### Exercise brief
Look through the records, and whenever a line includes the word "screenshot", copy it.

Web page and app entries
*** Block opens ***
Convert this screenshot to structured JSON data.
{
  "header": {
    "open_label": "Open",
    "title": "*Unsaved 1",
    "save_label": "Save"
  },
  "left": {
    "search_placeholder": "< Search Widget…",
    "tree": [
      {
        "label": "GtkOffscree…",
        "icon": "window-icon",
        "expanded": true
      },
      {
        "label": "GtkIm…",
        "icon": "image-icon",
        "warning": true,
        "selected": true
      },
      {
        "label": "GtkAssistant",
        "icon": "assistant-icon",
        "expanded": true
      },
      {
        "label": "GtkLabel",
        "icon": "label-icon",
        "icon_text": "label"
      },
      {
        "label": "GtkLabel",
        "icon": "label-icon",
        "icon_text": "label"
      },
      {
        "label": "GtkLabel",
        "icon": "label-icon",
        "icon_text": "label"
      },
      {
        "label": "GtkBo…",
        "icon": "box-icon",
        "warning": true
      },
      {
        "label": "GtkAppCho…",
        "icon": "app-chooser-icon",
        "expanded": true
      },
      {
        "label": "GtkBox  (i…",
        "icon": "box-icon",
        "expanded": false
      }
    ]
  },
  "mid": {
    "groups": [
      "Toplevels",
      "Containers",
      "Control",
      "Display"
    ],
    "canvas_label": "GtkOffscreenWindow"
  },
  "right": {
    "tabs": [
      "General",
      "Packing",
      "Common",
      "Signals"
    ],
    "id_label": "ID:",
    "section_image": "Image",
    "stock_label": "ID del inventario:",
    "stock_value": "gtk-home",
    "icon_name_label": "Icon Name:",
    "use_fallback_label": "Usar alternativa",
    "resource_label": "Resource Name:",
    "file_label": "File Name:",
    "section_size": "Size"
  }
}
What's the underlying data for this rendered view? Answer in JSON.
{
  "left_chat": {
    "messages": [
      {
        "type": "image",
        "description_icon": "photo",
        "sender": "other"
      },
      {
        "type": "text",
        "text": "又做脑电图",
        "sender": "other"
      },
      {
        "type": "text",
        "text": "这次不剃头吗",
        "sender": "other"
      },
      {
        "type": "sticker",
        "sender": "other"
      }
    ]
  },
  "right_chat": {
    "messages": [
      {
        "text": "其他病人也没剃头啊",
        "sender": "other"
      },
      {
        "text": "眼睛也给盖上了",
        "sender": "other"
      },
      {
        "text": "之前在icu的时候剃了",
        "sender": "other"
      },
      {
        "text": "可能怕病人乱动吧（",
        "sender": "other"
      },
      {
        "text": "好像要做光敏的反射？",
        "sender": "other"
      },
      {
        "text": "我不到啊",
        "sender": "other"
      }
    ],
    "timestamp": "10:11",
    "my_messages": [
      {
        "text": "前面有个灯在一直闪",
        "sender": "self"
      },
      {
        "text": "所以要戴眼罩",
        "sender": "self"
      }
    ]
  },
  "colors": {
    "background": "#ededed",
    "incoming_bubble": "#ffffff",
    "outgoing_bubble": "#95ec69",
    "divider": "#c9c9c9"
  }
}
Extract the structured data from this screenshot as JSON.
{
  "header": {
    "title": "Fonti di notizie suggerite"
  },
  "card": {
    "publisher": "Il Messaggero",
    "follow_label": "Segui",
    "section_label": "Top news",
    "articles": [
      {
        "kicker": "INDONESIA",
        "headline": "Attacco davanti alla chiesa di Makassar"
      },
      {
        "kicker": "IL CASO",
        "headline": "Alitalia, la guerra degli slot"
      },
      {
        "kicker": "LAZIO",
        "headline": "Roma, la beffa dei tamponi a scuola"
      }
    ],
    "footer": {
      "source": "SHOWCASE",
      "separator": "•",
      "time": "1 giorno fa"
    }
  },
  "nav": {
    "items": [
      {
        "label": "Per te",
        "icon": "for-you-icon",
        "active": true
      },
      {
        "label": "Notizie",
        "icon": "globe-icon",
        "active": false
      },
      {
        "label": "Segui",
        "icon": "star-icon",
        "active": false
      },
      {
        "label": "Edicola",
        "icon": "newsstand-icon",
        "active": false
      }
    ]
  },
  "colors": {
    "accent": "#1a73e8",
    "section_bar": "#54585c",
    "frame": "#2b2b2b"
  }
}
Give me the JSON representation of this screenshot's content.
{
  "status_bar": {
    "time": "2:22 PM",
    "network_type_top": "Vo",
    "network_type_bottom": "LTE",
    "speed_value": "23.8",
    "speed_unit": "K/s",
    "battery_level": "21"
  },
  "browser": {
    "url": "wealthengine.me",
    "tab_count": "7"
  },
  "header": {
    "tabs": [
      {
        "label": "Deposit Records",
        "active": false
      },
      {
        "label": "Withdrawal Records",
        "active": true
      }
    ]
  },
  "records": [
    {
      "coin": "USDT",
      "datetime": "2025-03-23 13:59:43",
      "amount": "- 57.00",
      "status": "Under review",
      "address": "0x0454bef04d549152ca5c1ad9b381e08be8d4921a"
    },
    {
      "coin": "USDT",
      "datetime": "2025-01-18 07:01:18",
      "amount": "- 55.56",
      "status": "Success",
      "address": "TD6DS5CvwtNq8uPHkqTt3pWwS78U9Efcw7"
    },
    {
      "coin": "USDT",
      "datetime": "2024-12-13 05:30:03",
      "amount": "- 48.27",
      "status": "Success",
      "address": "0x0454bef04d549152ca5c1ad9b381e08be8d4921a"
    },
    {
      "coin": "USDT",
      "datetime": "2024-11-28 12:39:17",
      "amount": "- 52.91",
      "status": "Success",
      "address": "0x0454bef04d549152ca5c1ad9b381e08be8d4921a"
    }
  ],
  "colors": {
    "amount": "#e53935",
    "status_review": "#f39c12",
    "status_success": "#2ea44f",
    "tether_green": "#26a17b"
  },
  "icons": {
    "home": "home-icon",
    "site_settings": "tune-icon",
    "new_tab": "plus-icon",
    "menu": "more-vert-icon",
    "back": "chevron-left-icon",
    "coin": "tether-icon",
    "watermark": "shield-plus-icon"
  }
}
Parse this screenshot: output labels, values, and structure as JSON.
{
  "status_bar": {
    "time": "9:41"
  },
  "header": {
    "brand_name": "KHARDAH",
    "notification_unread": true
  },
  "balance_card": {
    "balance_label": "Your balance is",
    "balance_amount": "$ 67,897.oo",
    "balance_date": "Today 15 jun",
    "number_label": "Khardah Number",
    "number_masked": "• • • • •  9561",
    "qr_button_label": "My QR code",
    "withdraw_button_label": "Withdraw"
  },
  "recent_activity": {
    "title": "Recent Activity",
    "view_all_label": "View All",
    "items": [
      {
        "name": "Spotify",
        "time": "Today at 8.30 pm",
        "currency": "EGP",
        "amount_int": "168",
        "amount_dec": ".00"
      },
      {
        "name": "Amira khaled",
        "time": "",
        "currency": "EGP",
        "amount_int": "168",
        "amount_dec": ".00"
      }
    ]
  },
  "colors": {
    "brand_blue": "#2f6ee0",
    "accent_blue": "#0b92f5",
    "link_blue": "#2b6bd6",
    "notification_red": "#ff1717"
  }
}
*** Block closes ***
### Exercise answer
Convert this screenshot to structured JSON data.
Extract the structured data from this screenshot as JSON.
Give me the JSON representation of this screenshot's content.
Parse this screenshot: output labels, values, and structure as JSON.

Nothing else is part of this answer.